REQUIRED WORK:
Copy each line in the data below that contains the word "rest".

EXCERPTED RECORDS:

== == ==

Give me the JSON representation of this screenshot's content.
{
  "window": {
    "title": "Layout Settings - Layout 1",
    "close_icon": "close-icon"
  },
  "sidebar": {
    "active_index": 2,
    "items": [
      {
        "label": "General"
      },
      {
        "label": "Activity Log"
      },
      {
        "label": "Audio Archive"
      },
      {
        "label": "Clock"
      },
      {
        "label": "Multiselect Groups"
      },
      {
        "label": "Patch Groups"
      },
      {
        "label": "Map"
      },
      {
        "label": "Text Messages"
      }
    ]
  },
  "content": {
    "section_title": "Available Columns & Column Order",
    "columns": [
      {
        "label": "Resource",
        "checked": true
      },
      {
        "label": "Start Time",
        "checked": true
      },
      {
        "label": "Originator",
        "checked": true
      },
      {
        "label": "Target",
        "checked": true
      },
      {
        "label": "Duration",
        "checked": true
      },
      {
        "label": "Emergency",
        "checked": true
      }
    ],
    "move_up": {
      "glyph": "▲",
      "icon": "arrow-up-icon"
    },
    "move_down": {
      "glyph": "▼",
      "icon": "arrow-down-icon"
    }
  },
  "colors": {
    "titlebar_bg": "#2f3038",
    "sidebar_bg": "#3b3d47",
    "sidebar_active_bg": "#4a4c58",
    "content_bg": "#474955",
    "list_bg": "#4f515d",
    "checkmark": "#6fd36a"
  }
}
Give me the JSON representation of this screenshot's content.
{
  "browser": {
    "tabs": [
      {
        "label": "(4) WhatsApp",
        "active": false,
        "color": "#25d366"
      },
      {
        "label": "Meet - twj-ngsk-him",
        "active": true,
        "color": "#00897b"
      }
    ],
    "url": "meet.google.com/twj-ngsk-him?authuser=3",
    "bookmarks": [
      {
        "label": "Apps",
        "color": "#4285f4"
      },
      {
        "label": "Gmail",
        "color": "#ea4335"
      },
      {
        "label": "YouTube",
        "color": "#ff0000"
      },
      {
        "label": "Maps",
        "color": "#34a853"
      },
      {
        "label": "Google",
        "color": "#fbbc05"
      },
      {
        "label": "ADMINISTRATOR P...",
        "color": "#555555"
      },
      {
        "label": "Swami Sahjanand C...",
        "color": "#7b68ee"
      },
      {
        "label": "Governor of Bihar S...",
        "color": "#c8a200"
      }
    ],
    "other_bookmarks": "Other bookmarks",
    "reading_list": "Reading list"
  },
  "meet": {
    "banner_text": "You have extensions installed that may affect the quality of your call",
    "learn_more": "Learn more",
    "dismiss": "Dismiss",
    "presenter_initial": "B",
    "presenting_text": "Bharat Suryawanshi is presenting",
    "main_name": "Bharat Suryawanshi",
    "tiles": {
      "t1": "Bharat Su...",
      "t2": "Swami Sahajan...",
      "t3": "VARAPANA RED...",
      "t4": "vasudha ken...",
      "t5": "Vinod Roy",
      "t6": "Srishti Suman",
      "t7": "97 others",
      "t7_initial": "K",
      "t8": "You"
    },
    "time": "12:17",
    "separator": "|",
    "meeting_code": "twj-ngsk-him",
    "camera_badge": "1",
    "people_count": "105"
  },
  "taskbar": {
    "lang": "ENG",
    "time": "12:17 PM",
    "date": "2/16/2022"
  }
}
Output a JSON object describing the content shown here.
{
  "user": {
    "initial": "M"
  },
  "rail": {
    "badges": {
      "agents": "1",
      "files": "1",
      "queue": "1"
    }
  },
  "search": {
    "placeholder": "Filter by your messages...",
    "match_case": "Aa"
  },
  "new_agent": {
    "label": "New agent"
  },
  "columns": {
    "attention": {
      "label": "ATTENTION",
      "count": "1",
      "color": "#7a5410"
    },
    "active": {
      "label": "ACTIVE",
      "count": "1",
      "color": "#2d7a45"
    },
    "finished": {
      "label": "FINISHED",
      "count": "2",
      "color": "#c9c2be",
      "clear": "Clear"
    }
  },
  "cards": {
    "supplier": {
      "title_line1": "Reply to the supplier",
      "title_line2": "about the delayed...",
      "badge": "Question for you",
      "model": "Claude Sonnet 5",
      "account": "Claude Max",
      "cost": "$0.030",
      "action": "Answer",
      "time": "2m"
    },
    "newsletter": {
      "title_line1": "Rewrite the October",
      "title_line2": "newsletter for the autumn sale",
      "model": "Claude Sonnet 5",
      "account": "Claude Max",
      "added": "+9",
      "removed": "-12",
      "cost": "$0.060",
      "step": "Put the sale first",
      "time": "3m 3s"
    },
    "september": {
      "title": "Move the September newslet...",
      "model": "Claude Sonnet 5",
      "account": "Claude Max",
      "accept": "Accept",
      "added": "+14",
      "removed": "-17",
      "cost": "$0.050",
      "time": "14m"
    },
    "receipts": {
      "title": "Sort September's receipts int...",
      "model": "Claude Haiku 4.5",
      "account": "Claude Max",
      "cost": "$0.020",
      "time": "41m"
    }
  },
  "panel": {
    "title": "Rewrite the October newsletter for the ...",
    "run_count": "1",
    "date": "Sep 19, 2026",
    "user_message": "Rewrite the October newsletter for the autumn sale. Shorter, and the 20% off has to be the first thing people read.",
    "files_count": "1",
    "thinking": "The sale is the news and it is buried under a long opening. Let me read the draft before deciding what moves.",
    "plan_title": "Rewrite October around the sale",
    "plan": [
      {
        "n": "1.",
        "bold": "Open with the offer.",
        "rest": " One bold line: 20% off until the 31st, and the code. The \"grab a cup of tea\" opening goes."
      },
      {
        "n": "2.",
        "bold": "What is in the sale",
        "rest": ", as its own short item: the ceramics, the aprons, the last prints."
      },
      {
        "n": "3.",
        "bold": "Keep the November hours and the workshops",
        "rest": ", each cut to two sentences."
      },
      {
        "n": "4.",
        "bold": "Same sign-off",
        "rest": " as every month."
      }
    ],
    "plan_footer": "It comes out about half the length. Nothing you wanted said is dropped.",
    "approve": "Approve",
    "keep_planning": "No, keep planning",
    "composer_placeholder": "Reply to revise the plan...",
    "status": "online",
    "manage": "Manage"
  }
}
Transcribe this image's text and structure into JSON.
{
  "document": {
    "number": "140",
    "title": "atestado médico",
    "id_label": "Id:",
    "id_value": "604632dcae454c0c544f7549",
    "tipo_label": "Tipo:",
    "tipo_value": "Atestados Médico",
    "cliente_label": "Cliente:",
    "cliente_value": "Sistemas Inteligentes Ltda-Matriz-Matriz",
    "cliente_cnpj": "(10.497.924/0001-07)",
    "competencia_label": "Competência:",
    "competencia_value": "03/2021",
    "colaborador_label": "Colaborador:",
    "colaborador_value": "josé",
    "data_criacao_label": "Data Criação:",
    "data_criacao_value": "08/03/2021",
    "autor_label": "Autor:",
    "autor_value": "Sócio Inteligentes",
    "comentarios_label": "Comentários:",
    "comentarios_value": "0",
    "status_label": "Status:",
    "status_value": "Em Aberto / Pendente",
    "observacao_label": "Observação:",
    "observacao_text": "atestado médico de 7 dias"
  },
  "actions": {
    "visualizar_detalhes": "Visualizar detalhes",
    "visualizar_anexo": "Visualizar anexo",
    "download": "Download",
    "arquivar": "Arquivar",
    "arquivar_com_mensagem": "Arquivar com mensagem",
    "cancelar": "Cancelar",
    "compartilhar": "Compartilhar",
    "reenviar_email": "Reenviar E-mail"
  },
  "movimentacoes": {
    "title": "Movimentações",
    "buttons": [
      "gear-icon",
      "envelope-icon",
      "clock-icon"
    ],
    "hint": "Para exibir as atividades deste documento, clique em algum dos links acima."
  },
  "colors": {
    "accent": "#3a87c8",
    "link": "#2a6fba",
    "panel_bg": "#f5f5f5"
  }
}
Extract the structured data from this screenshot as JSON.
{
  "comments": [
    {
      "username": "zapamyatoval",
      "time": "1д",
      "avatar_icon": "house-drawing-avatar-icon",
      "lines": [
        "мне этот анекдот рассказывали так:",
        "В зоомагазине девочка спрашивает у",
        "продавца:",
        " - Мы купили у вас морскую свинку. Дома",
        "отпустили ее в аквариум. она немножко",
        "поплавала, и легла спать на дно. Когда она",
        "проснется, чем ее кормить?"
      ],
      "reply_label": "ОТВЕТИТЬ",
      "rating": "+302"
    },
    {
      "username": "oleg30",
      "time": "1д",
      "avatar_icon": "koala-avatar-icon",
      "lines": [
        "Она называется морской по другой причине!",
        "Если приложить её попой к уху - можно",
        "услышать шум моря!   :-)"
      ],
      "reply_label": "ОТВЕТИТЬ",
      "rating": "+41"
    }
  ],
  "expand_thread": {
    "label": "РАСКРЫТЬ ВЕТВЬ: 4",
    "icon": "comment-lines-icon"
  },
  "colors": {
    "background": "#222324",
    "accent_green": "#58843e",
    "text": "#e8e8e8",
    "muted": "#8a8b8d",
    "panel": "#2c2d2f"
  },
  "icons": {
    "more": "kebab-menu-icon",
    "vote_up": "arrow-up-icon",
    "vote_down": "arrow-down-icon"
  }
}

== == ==

SOLUTION FOR THIS PROBLEM:
        "rest": " One bold line: 20% off until the 31st, and the code. The \"grab a cup of tea\" opening goes."
        "rest": ", as its own short item: the ceramics, the aprons, the last prints."
        "rest": ", each cut to two sentences."
        "rest": " as every month."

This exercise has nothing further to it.